Re Sandhu and the Role of Capacity Assessments in Court

  • May 19, 2023
  • Nick Esterbauer, Hull & Hull LLP

Assessments of mental capacity are important tools in matters where there is a dispute as to capacity, whether that is the central issue in the litigation or a side issue that arises and interrupts the next steps. For example, in an estate litigation practice, we often see the challenge of gifts or testamentary documents made at a time when someone's mental capacity may have been diminished. A capacity assessment, typically by a designated capacity assessor, is also often the key piece of evidence in an application to appoint a guardian of property and/or personal care as a substitute decision maker for someone who is alleged to be incapable of making their own decisions.

In the context of an aging population where medical conditions tied to declines in mental capacity are on the rise as Canadians are living longer, there is a presumption that all adults are capable of managing their own property, we can only expect the tool of capacity assessments to become increasingly important. Case law provides us with some guidance as to best practices when relying on this important type of evidence.

A Recent Example in Re Sandhu

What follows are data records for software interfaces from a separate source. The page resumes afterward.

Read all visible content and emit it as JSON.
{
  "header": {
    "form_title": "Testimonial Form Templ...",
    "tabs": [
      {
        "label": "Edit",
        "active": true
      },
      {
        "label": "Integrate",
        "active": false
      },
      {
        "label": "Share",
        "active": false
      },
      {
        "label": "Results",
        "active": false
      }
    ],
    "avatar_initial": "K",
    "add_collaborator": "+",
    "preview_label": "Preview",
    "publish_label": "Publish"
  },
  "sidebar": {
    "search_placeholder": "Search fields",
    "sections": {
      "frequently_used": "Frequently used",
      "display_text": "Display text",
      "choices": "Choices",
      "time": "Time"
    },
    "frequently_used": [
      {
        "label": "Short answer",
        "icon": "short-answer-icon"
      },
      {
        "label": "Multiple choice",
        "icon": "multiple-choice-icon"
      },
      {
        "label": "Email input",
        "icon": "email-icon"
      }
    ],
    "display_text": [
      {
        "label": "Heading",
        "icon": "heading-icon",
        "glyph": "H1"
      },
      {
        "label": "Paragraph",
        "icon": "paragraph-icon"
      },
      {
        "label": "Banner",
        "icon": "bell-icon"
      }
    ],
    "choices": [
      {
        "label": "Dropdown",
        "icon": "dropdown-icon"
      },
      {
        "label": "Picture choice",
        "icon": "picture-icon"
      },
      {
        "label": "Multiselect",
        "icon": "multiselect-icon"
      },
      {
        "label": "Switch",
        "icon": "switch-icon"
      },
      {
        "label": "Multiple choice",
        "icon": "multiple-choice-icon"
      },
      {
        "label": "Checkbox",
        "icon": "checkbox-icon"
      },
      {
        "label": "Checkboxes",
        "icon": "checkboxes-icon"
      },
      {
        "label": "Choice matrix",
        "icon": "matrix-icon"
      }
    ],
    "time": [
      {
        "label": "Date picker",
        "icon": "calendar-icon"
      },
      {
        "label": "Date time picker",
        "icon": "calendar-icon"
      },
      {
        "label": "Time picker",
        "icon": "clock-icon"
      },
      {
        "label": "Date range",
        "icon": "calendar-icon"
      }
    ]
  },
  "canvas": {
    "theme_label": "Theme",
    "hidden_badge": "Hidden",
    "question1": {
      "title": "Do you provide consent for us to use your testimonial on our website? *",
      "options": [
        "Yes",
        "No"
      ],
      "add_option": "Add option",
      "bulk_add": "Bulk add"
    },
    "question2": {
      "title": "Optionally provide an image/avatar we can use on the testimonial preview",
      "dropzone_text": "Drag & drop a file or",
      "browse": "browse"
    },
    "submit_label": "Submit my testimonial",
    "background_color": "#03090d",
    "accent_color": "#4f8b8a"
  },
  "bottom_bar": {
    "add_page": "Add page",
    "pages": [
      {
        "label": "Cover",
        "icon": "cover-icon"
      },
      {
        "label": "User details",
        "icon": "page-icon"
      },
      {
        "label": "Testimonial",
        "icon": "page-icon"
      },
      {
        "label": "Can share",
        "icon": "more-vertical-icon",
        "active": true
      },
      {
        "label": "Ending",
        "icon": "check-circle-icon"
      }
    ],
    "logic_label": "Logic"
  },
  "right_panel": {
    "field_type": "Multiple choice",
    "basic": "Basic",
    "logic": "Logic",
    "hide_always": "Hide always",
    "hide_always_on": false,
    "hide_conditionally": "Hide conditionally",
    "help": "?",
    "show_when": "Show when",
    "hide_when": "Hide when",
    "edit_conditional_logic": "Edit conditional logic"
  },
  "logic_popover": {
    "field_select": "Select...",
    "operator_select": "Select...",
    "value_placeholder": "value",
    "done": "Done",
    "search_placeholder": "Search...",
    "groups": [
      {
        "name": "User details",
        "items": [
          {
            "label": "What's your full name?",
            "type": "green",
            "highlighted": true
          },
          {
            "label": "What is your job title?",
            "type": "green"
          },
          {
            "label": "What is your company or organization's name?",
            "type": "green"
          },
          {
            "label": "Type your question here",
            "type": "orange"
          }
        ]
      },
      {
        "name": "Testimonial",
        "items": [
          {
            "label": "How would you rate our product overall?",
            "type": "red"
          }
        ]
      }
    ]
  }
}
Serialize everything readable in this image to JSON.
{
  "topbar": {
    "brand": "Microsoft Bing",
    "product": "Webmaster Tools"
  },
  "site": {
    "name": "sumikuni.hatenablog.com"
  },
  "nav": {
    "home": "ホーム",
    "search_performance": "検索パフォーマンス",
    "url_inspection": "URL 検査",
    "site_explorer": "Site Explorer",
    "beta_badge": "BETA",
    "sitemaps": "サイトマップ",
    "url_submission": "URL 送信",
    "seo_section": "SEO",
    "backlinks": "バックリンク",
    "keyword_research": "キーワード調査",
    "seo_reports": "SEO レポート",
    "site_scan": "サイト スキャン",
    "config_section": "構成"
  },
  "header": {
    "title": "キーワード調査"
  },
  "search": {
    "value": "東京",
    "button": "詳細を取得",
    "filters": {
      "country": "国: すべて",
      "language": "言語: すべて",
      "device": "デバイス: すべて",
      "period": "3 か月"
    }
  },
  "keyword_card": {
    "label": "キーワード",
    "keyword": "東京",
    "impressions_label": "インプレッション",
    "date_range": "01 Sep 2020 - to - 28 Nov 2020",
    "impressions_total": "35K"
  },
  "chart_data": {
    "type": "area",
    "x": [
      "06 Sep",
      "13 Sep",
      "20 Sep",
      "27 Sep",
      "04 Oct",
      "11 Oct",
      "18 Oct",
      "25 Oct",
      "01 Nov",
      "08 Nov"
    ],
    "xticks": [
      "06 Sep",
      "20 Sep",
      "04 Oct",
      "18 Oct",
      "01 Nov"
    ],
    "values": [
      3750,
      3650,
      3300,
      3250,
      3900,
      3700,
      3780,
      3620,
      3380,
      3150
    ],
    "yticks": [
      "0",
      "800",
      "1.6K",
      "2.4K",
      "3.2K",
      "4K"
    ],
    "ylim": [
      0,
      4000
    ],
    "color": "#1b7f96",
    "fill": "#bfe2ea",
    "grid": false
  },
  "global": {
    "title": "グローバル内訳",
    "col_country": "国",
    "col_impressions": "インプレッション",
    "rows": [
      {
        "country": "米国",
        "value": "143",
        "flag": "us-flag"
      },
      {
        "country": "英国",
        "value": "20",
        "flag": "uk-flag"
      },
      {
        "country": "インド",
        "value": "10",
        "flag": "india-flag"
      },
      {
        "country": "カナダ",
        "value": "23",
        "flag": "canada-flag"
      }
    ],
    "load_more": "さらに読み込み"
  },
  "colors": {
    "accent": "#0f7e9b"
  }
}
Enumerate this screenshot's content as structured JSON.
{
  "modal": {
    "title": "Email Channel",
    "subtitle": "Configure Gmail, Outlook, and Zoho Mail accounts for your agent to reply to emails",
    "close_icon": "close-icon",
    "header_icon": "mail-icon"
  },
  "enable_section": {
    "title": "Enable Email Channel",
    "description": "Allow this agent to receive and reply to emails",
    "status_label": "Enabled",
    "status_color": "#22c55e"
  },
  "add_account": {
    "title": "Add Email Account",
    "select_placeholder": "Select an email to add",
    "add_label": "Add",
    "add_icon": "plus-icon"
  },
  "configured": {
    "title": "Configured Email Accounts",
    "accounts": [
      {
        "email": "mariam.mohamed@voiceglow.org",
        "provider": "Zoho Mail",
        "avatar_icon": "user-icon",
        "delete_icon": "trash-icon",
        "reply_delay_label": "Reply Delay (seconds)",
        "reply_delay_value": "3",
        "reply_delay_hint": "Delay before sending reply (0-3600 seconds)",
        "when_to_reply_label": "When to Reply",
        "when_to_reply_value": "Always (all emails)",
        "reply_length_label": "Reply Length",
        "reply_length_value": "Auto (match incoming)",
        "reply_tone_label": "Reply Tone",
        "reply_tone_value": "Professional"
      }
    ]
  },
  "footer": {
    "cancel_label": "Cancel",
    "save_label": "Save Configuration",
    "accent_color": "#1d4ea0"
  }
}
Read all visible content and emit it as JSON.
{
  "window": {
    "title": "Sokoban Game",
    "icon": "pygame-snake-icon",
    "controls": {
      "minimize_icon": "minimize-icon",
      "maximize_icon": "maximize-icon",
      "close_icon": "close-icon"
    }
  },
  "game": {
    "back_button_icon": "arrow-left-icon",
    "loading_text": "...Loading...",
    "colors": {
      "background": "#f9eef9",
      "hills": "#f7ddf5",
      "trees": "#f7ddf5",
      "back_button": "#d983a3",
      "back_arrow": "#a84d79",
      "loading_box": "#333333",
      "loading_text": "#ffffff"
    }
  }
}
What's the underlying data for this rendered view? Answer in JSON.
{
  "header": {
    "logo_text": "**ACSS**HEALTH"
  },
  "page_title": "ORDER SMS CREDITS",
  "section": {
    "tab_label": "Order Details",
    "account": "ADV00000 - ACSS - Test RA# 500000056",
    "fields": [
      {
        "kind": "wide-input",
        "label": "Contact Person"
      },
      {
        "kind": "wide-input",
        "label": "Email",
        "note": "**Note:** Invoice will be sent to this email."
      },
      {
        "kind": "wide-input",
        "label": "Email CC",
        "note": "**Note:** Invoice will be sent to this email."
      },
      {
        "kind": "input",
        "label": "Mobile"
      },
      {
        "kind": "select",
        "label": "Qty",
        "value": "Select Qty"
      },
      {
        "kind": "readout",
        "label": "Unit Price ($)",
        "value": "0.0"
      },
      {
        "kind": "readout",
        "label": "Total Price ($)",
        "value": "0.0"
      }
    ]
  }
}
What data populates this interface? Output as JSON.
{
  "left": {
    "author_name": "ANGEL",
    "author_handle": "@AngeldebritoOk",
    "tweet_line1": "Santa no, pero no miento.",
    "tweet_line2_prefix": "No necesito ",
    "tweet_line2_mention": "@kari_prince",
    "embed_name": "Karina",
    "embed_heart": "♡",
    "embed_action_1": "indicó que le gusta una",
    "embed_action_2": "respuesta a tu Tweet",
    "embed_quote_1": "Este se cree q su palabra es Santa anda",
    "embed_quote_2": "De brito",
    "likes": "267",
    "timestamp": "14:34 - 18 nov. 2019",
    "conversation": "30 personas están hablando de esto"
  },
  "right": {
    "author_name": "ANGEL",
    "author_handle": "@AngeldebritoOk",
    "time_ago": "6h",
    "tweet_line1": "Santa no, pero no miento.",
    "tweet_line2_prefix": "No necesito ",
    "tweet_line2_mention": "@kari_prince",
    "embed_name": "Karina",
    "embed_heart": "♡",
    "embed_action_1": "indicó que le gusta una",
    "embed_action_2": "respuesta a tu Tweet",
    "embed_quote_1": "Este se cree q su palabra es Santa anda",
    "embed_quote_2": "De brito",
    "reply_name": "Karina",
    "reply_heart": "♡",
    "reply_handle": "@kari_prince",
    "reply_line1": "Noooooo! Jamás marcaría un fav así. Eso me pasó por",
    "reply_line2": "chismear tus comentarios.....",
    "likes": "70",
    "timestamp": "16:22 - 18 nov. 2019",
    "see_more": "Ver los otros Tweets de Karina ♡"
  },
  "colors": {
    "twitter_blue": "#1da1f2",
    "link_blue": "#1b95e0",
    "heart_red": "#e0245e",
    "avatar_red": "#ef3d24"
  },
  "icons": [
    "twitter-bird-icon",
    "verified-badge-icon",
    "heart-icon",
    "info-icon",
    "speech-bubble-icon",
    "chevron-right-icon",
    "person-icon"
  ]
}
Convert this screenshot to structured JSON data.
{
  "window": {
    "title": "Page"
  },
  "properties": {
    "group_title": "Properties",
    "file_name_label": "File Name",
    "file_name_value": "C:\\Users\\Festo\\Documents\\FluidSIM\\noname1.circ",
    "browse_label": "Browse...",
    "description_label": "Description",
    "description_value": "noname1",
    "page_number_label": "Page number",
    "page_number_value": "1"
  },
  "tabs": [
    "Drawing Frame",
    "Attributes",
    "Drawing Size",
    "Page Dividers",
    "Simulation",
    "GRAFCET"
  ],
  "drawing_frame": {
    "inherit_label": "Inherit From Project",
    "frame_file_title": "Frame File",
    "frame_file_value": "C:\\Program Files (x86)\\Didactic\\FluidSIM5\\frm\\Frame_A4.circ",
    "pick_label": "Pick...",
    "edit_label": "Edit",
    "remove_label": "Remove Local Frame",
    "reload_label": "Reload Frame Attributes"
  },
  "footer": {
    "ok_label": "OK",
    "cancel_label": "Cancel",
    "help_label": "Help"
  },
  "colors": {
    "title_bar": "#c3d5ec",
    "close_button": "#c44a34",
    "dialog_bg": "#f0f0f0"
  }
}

A recent decision of the British Columbia Supreme Court revisits the principles to be considered by a court when determining whether or not to direct the assessment of a person’s capacity in the context of a guardianship proceeding.